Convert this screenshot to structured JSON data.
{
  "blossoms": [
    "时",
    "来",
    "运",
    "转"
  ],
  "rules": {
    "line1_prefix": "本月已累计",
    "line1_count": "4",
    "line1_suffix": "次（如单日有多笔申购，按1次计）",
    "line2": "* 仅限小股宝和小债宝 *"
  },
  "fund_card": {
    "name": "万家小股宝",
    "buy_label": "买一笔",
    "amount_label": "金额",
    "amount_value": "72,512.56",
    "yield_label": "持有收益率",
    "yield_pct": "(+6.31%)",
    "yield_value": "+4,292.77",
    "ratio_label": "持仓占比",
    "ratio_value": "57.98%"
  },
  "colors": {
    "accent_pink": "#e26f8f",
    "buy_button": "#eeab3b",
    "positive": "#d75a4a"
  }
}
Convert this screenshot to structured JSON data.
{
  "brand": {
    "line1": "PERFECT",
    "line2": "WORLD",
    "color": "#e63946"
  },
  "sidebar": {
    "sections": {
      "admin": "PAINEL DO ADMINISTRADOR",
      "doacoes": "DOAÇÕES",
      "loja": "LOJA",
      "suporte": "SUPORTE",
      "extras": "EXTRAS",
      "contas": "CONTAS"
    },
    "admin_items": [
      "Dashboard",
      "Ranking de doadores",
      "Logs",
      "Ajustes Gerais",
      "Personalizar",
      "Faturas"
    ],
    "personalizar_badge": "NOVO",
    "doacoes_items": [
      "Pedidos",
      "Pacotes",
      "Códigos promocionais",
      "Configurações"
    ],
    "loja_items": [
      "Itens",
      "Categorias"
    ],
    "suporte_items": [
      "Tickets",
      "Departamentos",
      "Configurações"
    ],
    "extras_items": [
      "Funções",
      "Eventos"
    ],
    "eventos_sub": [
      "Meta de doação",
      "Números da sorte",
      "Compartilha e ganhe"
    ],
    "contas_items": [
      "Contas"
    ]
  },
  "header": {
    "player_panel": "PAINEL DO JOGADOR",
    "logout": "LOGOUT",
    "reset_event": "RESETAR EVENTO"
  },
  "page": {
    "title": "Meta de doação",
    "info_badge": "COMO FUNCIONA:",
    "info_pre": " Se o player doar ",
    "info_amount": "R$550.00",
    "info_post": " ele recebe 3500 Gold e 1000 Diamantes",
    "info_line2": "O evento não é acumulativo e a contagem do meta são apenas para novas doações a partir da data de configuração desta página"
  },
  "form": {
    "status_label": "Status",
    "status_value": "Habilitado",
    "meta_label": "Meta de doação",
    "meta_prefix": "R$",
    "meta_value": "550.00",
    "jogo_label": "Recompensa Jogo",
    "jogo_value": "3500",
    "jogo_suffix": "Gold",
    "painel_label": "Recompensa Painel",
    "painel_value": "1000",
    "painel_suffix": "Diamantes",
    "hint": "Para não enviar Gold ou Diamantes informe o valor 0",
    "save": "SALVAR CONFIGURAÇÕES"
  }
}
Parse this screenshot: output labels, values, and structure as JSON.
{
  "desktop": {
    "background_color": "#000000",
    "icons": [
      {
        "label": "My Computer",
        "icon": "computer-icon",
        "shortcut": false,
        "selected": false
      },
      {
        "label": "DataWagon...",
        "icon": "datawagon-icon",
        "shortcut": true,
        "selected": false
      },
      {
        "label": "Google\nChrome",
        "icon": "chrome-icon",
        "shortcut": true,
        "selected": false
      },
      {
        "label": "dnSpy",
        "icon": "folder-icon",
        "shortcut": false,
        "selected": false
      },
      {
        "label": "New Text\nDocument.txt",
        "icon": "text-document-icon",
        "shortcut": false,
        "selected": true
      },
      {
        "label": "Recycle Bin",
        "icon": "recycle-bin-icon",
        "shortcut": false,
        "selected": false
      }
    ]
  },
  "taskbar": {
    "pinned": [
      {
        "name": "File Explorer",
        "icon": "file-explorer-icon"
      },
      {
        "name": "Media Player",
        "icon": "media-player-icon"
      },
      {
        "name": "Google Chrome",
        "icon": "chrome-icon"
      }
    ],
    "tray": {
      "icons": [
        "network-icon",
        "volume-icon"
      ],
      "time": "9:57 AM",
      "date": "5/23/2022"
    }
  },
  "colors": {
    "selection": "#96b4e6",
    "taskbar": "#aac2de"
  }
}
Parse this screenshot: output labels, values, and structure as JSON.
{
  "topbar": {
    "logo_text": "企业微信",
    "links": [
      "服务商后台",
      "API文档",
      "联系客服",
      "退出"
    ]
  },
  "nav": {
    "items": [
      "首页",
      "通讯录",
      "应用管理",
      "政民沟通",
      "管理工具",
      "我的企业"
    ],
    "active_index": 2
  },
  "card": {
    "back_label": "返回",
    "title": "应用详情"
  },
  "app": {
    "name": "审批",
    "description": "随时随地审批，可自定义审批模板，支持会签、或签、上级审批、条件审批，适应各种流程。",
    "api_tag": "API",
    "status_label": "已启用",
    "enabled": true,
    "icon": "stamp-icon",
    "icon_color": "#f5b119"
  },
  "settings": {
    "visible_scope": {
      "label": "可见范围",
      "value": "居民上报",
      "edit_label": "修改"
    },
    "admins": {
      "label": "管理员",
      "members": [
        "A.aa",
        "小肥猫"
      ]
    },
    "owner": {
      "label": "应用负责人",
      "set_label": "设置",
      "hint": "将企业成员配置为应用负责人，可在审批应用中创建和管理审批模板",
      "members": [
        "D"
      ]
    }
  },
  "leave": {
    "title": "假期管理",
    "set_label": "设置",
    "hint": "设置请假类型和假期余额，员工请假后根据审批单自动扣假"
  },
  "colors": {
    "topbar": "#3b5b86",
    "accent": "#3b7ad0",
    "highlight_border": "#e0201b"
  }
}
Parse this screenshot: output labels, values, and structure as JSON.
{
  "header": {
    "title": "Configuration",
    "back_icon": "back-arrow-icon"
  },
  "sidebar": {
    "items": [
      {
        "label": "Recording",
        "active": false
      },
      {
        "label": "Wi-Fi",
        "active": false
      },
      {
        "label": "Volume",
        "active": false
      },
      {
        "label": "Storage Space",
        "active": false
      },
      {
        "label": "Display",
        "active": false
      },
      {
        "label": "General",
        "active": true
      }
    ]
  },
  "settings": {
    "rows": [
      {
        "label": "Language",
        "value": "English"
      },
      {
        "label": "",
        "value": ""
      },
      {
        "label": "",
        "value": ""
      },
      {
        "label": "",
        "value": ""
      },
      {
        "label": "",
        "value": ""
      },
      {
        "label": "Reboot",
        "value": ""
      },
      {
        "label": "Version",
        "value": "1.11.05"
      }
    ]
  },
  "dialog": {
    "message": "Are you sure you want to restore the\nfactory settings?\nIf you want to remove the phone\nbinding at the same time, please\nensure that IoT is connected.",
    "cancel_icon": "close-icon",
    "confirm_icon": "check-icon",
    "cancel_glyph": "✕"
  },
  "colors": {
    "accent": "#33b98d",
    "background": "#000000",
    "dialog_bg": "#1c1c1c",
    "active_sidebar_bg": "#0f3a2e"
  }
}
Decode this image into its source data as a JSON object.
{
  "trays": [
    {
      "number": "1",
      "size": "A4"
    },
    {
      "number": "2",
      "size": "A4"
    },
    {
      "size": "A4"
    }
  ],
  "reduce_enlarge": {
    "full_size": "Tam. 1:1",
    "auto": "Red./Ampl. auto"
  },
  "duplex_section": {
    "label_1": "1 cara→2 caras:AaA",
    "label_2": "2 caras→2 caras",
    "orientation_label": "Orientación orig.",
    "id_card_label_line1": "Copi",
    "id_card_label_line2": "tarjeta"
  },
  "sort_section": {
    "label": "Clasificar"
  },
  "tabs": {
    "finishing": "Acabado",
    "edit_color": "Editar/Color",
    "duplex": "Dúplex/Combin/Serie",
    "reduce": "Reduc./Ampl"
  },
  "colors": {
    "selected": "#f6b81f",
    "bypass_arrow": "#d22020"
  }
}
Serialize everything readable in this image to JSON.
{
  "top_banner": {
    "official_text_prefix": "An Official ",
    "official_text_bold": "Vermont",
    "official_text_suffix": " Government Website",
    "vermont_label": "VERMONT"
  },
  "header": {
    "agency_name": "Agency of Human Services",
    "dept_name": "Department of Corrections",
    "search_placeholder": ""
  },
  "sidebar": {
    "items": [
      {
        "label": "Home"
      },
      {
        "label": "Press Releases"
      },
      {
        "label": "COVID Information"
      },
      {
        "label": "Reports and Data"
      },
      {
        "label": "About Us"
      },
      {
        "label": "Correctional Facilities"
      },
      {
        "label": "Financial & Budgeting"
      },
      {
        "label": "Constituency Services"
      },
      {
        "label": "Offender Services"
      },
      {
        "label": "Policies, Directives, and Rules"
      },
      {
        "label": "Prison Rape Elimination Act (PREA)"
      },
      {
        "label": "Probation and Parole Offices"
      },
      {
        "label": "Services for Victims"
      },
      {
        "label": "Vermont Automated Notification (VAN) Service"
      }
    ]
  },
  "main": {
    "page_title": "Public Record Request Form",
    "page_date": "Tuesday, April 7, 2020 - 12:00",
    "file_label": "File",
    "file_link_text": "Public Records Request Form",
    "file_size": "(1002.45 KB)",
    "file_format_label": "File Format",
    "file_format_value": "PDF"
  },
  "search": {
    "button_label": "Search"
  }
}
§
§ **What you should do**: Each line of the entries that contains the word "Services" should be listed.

§ **Result for this task**:
    "agency_name": "Agency of Human Services",
        "label": "Constituency Services"
        "label": "Offender Services"
        "label": "Services for Victims"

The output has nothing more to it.